> [Task directions] Word for word, reproduce the data that follows.

Data extracted from a collection:
#####

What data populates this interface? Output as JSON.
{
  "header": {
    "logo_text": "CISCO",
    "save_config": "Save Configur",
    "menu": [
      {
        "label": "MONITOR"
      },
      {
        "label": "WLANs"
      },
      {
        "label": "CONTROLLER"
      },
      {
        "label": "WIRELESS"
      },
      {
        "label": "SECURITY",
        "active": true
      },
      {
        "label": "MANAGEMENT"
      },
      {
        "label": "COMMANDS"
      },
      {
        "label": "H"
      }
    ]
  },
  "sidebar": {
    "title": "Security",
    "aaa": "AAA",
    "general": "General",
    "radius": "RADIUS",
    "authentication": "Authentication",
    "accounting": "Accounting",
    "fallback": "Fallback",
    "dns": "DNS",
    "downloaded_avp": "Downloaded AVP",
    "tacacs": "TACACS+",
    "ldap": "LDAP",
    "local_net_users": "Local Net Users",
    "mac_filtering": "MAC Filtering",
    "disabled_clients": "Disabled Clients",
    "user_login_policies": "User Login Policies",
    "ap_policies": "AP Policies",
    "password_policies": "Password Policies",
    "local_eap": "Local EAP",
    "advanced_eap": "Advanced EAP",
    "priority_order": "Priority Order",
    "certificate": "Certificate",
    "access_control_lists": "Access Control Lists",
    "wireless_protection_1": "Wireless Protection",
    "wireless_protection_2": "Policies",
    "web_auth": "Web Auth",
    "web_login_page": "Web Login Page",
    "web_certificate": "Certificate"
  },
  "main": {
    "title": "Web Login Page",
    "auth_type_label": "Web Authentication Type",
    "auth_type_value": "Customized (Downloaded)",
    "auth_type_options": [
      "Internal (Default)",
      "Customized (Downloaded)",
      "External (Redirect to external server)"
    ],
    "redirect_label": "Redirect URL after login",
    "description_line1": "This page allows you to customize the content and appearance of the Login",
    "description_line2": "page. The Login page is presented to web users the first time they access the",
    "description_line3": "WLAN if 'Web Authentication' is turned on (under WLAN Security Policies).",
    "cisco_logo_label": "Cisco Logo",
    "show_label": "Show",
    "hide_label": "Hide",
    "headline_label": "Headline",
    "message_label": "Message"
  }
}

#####

> [Response area]
What data populates this interface? Output as JSON.
{
  "header": {
    "logo_text": "CISCO",
    "save_config": "Save Configur",
    "menu": [
      {
        "label": "MONITOR"
      },
      {
        "label": "WLANs"
      },
      {
        "label": "CONTROLLER"
      },
      {
        "label": "WIRELESS"
      },
      {
        "label": "SECURITY",
        "active": true
      },
      {
        "label": "MANAGEMENT"
      },
      {
        "label": "COMMANDS"
      },
      {
        "label": "H"
      }
    ]
  },
  "sidebar": {
    "title": "Security",
    "aaa": "AAA",
    "general": "General",
    "radius": "RADIUS",
    "authentication": "Authentication",
    "accounting": "Accounting",
    "fallback": "Fallback",
    "dns": "DNS",
    "downloaded_avp": "Downloaded AVP",
    "tacacs": "TACACS+",
    "ldap": "LDAP",
    "local_net_users": "Local Net Users",
    "mac_filtering": "MAC Filtering",
    "disabled_clients": "Disabled Clients",
    "user_login_policies": "User Login Policies",
    "ap_policies": "AP Policies",
    "password_policies": "Password Policies",
    "local_eap": "Local EAP",
    "advanced_eap": "Advanced EAP",
    "priority_order": "Priority Order",
    "certificate": "Certificate",
    "access_control_lists": "Access Control Lists",
    "wireless_protection_1": "Wireless Protection",
    "wireless_protection_2": "Policies",
    "web_auth": "Web Auth",
    "web_login_page": "Web Login Page",
    "web_certificate": "Certificate"
  },
  "main": {
    "title": "Web Login Page",
    "auth_type_label": "Web Authentication Type",
    "auth_type_value": "Customized (Downloaded)",
    "auth_type_options": [
      "Internal (Default)",
      "Customized (Downloaded)",
      "External (Redirect to external server)"
    ],
    "redirect_label": "Redirect URL after login",
    "description_line1": "This page allows you to customize the content and appearance of the Login",
    "description_line2": "page. The Login page is presented to web users the first time they access the",
    "description_line3": "WLAN if 'Web Authentication' is turned on (under WLAN Security Policies).",
    "cisco_logo_label": "Cisco Logo",
    "show_label": "Show",
    "hide_label": "Hide",
    "headline_label": "Headline",
    "message_label": "Message"
  }
}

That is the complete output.